* **Material for the task**
== == ==

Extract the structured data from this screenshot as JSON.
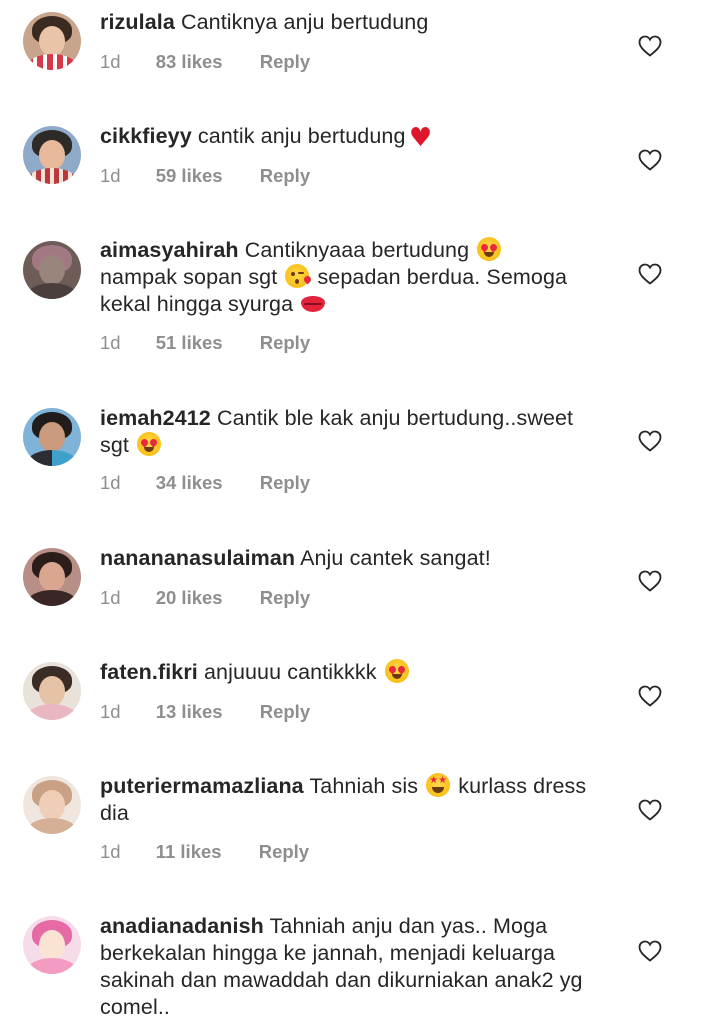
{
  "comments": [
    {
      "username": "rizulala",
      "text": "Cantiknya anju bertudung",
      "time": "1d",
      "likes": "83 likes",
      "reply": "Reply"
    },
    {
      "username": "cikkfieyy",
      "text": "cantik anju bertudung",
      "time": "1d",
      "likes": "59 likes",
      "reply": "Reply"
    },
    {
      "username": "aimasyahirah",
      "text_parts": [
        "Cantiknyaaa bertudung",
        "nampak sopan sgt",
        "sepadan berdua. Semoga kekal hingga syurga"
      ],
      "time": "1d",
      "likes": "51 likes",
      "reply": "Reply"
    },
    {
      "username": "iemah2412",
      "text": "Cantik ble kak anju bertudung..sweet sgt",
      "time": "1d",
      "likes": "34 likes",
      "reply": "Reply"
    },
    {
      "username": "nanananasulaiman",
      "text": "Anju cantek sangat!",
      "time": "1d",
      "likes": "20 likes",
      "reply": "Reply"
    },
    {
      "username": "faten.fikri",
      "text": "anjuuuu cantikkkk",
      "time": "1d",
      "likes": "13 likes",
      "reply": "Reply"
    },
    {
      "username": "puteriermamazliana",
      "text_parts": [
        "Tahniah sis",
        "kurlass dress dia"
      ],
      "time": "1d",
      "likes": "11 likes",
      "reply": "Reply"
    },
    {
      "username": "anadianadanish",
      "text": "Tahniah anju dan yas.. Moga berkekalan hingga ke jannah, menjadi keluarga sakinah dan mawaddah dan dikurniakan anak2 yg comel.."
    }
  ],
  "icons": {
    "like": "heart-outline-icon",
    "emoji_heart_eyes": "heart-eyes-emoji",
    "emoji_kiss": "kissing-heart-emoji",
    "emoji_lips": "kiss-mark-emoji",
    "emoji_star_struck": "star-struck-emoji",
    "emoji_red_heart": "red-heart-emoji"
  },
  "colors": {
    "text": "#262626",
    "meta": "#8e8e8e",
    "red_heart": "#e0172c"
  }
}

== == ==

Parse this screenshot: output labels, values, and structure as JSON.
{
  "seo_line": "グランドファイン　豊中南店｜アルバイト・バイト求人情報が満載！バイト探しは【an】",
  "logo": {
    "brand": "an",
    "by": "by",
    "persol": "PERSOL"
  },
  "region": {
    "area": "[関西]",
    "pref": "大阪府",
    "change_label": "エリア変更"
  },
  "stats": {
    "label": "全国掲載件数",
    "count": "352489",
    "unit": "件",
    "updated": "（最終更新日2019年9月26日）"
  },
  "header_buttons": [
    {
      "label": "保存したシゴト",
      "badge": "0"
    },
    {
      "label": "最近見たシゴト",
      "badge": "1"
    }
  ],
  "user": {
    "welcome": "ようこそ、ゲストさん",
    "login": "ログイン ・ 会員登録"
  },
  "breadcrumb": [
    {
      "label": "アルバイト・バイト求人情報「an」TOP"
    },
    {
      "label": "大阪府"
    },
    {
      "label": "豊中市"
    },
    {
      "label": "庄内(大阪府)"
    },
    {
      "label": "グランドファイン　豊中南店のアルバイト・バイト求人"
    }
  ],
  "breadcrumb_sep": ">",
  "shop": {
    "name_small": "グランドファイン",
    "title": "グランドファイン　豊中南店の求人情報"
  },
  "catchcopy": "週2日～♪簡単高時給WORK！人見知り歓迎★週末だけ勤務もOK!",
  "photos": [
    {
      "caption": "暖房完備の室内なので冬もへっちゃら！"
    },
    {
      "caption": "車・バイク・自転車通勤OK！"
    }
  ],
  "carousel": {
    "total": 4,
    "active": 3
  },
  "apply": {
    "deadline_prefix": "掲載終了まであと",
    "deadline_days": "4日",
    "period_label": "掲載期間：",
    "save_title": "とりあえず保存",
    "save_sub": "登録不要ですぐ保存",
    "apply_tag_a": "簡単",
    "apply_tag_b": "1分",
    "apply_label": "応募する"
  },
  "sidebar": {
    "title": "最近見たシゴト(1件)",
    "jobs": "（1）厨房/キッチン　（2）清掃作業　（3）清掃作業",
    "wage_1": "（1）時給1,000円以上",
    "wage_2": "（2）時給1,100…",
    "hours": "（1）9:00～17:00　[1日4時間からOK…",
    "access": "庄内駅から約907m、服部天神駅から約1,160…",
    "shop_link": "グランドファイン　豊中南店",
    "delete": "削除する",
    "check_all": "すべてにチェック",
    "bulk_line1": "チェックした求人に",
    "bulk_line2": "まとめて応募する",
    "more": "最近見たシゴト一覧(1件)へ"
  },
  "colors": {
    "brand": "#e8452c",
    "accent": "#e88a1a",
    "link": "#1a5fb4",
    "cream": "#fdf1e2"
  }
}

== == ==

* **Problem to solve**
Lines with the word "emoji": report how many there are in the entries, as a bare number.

* **Answer section**
5